SB: One last question I have for you, especially as we've all been living in a highly virtual year… As you look to the future, how important do you think empathy is going to be in these fully digital relationships and the digitally dominated landscape that we live in today?
NN: It's more so that we, as tech leaders, need to have a clear definition of what it means to be empathic and how to create that empathic journey for our customers. Most businesses that are creating a service journey in a digital space shouldn't forget that all their competitors and partners are doing the same thing. Customers are already being inundated with information, and that information is being created exponentially over the past three decades. And it's not going to stop being mindful of that and creating a journey from your customers perspective that's going to separate the mediocre service from truly remarkable service.
SB: I really appreciate you sharing all of this perspective with us today. It's been incredibly insightful.
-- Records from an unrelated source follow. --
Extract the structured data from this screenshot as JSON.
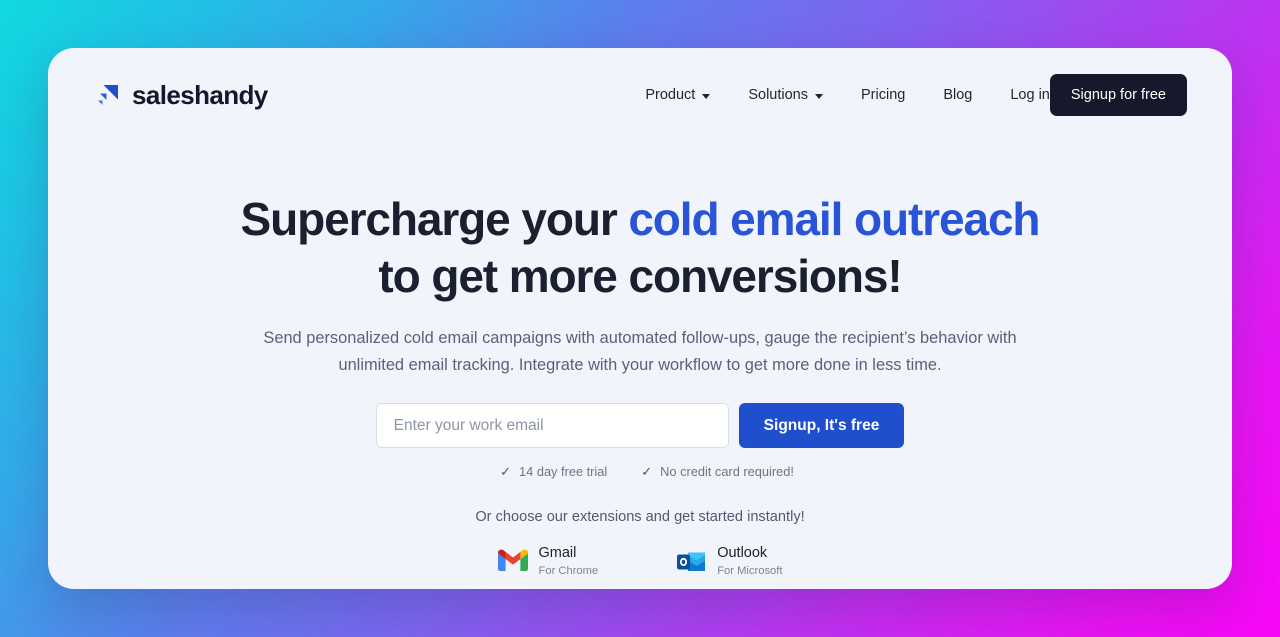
{
  "brand": {
    "name": "saleshandy",
    "logo_icon": "saleshandy-arrow-icon",
    "accent_blue": "#2a54d6",
    "button_blue": "#1f4fcd",
    "dark": "#15192b"
  },
  "nav": {
    "items": [
      {
        "label": "Product",
        "has_dropdown": true,
        "icon": "chevron-down-icon"
      },
      {
        "label": "Solutions",
        "has_dropdown": true,
        "icon": "chevron-down-icon"
      },
      {
        "label": "Pricing",
        "has_dropdown": false
      },
      {
        "label": "Blog",
        "has_dropdown": false
      }
    ],
    "login_label": "Log in",
    "signup_label": "Signup for free"
  },
  "hero": {
    "headline_part1": "Supercharge your ",
    "headline_accent": "cold email outreach",
    "headline_line2": "to get more conversions!",
    "subheadline": "Send personalized cold email campaigns with automated follow-ups, gauge the recipient’s behavior with unlimited email tracking. Integrate with your workflow to get more done in less time.",
    "email_placeholder": "Enter your work email",
    "email_value": "",
    "cta_label": "Signup, It's free",
    "perks": [
      {
        "icon": "check-icon",
        "label": "14 day free trial"
      },
      {
        "icon": "check-icon",
        "label": "No credit card required!"
      }
    ]
  },
  "extensions": {
    "label": "Or choose our extensions and get started instantly!",
    "items": [
      {
        "icon": "gmail-icon",
        "name": "Gmail",
        "sub": "For Chrome"
      },
      {
        "icon": "outlook-icon",
        "name": "Outlook",
        "sub": "For Microsoft"
      }
    ]
  }
}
NN: Thank you so much, Stephanie. It's my pleasure to be here. I really enjoyed the talk.